How to complete this task: Write out the records below once more, exactly as they stand.

Supplied information:
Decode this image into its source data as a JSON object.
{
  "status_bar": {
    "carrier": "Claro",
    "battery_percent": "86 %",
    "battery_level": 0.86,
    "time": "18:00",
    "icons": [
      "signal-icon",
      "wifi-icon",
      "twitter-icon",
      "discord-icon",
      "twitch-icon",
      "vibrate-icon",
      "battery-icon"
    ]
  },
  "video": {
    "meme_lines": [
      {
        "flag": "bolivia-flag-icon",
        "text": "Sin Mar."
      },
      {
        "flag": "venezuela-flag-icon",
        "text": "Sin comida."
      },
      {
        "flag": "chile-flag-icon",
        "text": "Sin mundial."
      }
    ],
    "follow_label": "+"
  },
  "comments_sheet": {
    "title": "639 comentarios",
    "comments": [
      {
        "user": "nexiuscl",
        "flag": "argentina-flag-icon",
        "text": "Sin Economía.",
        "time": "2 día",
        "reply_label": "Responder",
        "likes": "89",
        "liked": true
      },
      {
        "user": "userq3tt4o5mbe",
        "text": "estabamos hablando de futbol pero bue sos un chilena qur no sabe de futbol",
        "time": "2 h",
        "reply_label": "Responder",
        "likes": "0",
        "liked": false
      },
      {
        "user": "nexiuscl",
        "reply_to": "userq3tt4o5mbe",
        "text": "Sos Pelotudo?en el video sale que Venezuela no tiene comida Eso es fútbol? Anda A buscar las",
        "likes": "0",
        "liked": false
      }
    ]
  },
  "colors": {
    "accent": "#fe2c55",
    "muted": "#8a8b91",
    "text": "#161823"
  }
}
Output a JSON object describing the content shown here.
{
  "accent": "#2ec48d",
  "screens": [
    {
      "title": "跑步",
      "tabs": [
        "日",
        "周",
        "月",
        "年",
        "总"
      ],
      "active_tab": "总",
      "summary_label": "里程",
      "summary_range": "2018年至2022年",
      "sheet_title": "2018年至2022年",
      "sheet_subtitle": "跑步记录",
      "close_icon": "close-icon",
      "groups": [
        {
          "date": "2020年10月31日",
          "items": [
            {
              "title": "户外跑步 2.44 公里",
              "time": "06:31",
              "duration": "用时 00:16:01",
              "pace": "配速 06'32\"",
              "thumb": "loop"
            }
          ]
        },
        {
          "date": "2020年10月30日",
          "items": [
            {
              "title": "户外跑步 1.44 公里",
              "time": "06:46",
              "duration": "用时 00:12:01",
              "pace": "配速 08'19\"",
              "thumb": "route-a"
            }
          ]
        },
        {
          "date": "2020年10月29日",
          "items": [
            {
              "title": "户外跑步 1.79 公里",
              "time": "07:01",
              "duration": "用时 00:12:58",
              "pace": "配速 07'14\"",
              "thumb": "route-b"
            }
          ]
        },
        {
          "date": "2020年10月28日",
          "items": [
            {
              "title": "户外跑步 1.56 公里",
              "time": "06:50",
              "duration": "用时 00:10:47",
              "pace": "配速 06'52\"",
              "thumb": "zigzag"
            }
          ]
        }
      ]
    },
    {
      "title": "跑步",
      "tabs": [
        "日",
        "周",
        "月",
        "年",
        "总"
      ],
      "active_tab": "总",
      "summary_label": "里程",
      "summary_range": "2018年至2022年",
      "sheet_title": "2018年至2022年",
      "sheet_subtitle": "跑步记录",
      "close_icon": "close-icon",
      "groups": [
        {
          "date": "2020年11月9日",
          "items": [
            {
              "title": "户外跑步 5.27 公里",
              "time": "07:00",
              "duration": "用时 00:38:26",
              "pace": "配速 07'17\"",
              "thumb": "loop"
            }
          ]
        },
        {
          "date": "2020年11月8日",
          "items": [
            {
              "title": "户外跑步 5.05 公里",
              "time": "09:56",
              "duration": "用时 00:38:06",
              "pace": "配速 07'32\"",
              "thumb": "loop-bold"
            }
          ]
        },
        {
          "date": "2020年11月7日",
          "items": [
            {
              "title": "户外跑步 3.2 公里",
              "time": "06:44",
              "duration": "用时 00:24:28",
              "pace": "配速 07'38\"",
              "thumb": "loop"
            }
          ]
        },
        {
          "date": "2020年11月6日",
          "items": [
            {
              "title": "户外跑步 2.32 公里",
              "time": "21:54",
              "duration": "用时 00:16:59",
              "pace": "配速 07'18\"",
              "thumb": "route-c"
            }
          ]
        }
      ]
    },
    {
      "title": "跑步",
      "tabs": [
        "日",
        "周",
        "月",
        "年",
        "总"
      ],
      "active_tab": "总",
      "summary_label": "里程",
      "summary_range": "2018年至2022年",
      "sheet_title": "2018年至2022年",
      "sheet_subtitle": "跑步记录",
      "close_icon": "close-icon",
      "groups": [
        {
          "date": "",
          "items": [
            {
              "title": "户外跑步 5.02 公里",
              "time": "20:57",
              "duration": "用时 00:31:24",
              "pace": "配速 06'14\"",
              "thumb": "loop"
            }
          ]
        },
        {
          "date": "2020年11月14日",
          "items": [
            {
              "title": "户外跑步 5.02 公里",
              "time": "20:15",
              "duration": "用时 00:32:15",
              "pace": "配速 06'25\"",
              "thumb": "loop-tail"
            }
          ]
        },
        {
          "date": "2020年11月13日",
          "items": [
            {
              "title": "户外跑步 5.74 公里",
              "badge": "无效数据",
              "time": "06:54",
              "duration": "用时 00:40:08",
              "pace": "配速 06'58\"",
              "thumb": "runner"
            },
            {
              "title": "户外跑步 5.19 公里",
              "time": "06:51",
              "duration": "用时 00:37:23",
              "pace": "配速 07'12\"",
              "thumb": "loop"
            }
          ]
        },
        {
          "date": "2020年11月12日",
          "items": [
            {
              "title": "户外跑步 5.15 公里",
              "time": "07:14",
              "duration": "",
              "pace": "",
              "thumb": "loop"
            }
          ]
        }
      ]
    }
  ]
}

Written answer:
Decode this image into its source data as a JSON object.
{
  "status_bar": {
    "carrier": "Claro",
    "battery_percent": "86 %",
    "battery_level": 0.86,
    "time": "18:00",
    "icons": [
      "signal-icon",
      "wifi-icon",
      "twitter-icon",
      "discord-icon",
      "twitch-icon",
      "vibrate-icon",
      "battery-icon"
    ]
  },
  "video": {
    "meme_lines": [
      {
        "flag": "bolivia-flag-icon",
        "text": "Sin Mar."
      },
      {
        "flag": "venezuela-flag-icon",
        "text": "Sin comida."
      },
      {
        "flag": "chile-flag-icon",
        "text": "Sin mundial."
      }
    ],
    "follow_label": "+"
  },
  "comments_sheet": {
    "title": "639 comentarios",
    "comments": [
      {
        "user": "nexiuscl",
        "flag": "argentina-flag-icon",
        "text": "Sin Economía.",
        "time": "2 día",
        "reply_label": "Responder",
        "likes": "89",
        "liked": true
      },
      {
        "user": "userq3tt4o5mbe",
        "text": "estabamos hablando de futbol pero bue sos un chilena qur no sabe de futbol",
        "time": "2 h",
        "reply_label": "Responder",
        "likes": "0",
        "liked": false
      },
      {
        "user": "nexiuscl",
        "reply_to": "userq3tt4o5mbe",
        "text": "Sos Pelotudo?en el video sale que Venezuela no tiene comida Eso es fútbol? Anda A buscar las",
        "likes": "0",
        "liked": false
      }
    ]
  },
  "colors": {
    "accent": "#fe2c55",
    "muted": "#8a8b91",
    "text": "#161823"
  }
}
Output a JSON object describing the content shown here.
{
  "accent": "#2ec48d",
  "screens": [
    {
      "title": "跑步",
      "tabs": [
        "日",
        "周",
        "月",
        "年",
        "总"
      ],
      "active_tab": "总",
      "summary_label": "里程",
      "summary_range": "2018年至2022年",
      "sheet_title": "2018年至2022年",
      "sheet_subtitle": "跑步记录",
      "close_icon": "close-icon",
      "groups": [
        {
          "date": "2020年10月31日",
          "items": [
            {
              "title": "户外跑步 2.44 公里",
              "time": "06:31",
              "duration": "用时 00:16:01",
              "pace": "配速 06'32\"",
              "thumb": "loop"
            }
          ]
        },
        {
          "date": "2020年10月30日",
          "items": [
            {
              "title": "户外跑步 1.44 公里",
              "time": "06:46",
              "duration": "用时 00:12:01",
              "pace": "配速 08'19\"",
              "thumb": "route-a"
            }
          ]
        },
        {
          "date": "2020年10月29日",
          "items": [
            {
              "title": "户外跑步 1.79 公里",
              "time": "07:01",
              "duration": "用时 00:12:58",
              "pace": "配速 07'14\"",
              "thumb": "route-b"
            }
          ]
        },
        {
          "date": "2020年10月28日",
          "items": [
            {
              "title": "户外跑步 1.56 公里",
              "time": "06:50",
              "duration": "用时 00:10:47",
              "pace": "配速 06'52\"",
              "thumb": "zigzag"
            }
          ]
        }
      ]
    },
    {
      "title": "跑步",
      "tabs": [
        "日",
        "周",
        "月",
        "年",
        "总"
      ],
      "active_tab": "总",
      "summary_label": "里程",
      "summary_range": "2018年至2022年",
      "sheet_title": "2018年至2022年",
      "sheet_subtitle": "跑步记录",
      "close_icon": "close-icon",
      "groups": [
        {
          "date": "2020年11月9日",
          "items": [
            {
              "title": "户外跑步 5.27 公里",
              "time": "07:00",
              "duration": "用时 00:38:26",
              "pace": "配速 07'17\"",
              "thumb": "loop"
            }
          ]
        },
        {
          "date": "2020年11月8日",
          "items": [
            {
              "title": "户外跑步 5.05 公里",
              "time": "09:56",
              "duration": "用时 00:38:06",
              "pace": "配速 07'32\"",
              "thumb": "loop-bold"
            }
          ]
        },
        {
          "date": "2020年11月7日",
          "items": [
            {
              "title": "户外跑步 3.2 公里",
              "time": "06:44",
              "duration": "用时 00:24:28",
              "pace": "配速 07'38\"",
              "thumb": "loop"
            }
          ]
        },
        {
          "date": "2020年11月6日",
          "items": [
            {
              "title": "户外跑步 2.32 公里",
              "time": "21:54",
              "duration": "用时 00:16:59",
              "pace": "配速 07'18\"",
              "thumb": "route-c"
            }
          ]
        }
      ]
    },
    {
      "title": "跑步",
      "tabs": [
        "日",
        "周",
        "月",
        "年",
        "总"
      ],
      "active_tab": "总",
      "summary_label": "里程",
      "summary_range": "2018年至2022年",
      "sheet_title": "2018年至2022年",
      "sheet_subtitle": "跑步记录",
      "close_icon": "close-icon",
      "groups": [
        {
          "date": "",
          "items": [
            {
              "title": "户外跑步 5.02 公里",
              "time": "20:57",
              "duration": "用时 00:31:24",
              "pace": "配速 06'14\"",
              "thumb": "loop"
            }
          ]
        },
        {
          "date": "2020年11月14日",
          "items": [
            {
              "title": "户外跑步 5.02 公里",
              "time": "20:15",
              "duration": "用时 00:32:15",
              "pace": "配速 06'25\"",
              "thumb": "loop-tail"
            }
          ]
        },
        {
          "date": "2020年11月13日",
          "items": [
            {
              "title": "户外跑步 5.74 公里",
              "badge": "无效数据",
              "time": "06:54",
              "duration": "用时 00:40:08",
              "pace": "配速 06'58\"",
              "thumb": "runner"
            },
            {
              "title": "户外跑步 5.19 公里",
              "time": "06:51",
              "duration": "用时 00:37:23",
              "pace": "配速 07'12\"",
              "thumb": "loop"
            }
          ]
        },
        {
          "date": "2020年11月12日",
          "items": [
            {
              "title": "户外跑步 5.15 公里",
              "time": "07:14",
              "duration": "",
              "pace": "",
              "thumb": "loop"
            }
          ]
        }
      ]
    }
  ]
}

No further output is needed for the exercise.